If a person uses a tongue scraper and notices that their symptoms worsen or their tongue feels sore or painful, they can talk to their dentist. Their dentist can help them determine whether they have an underlying condition that may cause bad breath or give the tongue an abnormal appearance.

Tongue scraping should not be the only approach that a person takes to their oral health. Daily mouth care will help reduce the risk of tooth and gum problems.

Examples include:

  • Brushing the teeth twice daily with a toothpaste that contains cavity-fighting fluoride.
  • Flossing or using another apparatus, such as a water flosser, to clean between the teeth at least once a day.
  • Limiting the intake of high sugar drinks and snacks as these can promote the growth of cavity-causing bacteria on the teeth.
  • Seeing a dentist at least twice per year, or more often if necessary, to undergo professional cleaning and to assess the need for treatment.

Most people who follow these tips will not need separate interventions, such as a tongue scraper. However, some people do find that a tongue scraper makes their mouth feel physically cleaner.

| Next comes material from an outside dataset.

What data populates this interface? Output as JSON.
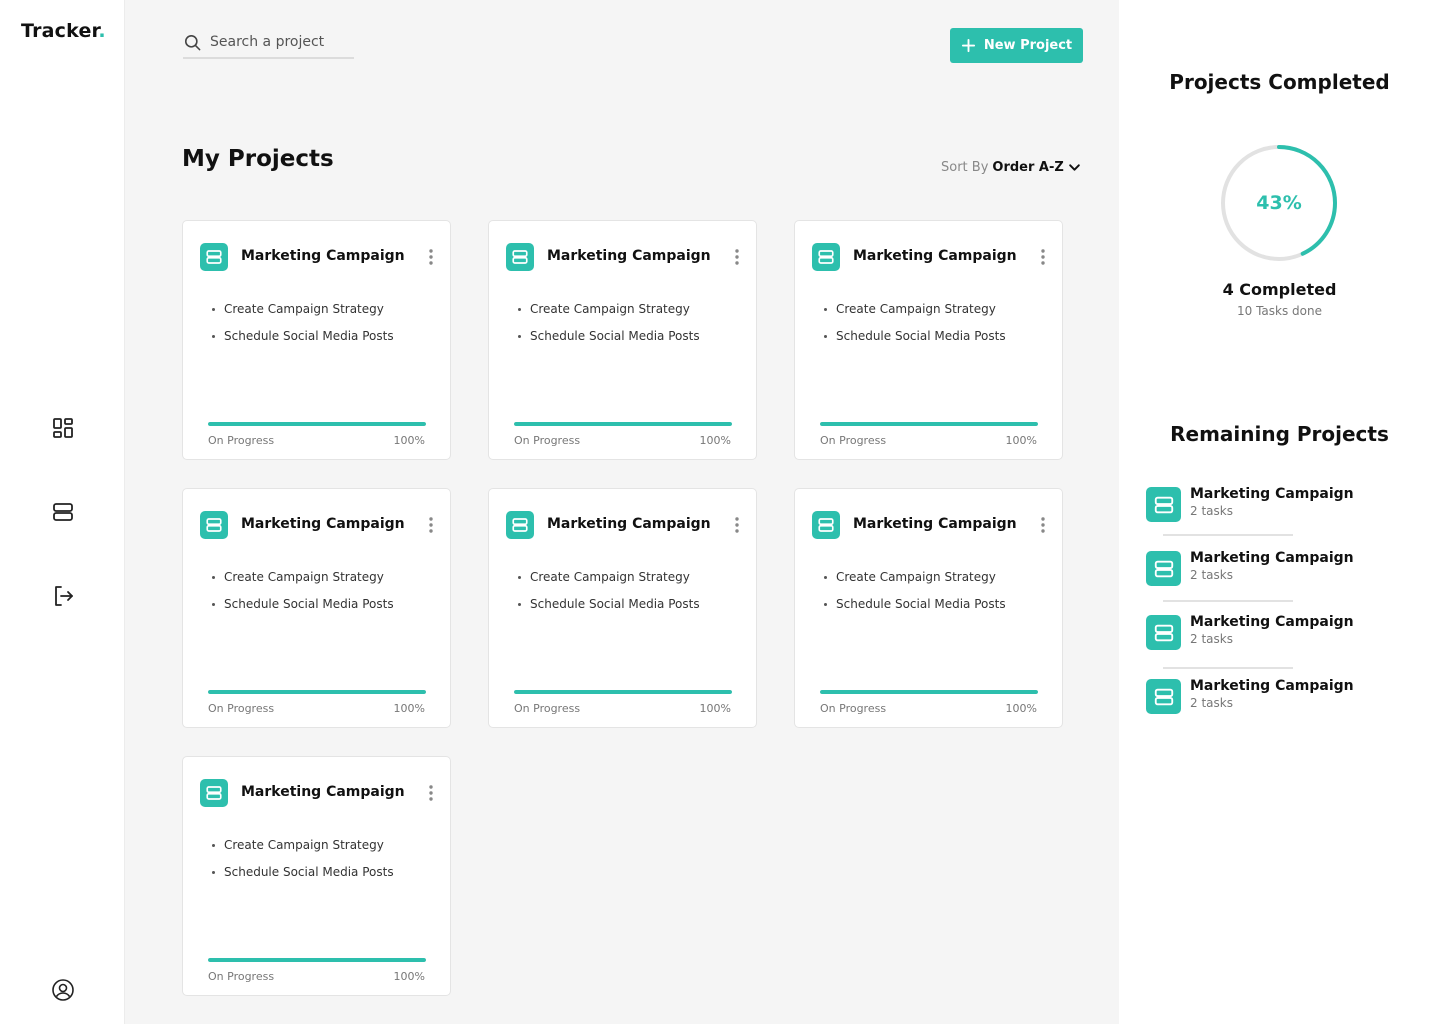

Tongue scraping is a method that some people use to reduce bad breath and improve their oral hygiene. A range of tongue scrapers is available to purchase online.

Small research studies have produced mixed results on whether cleaning or scraping the tongue can help offer these benefits. However, as tongue scraping has few side effects, a person can try this approach to see whether it works for them.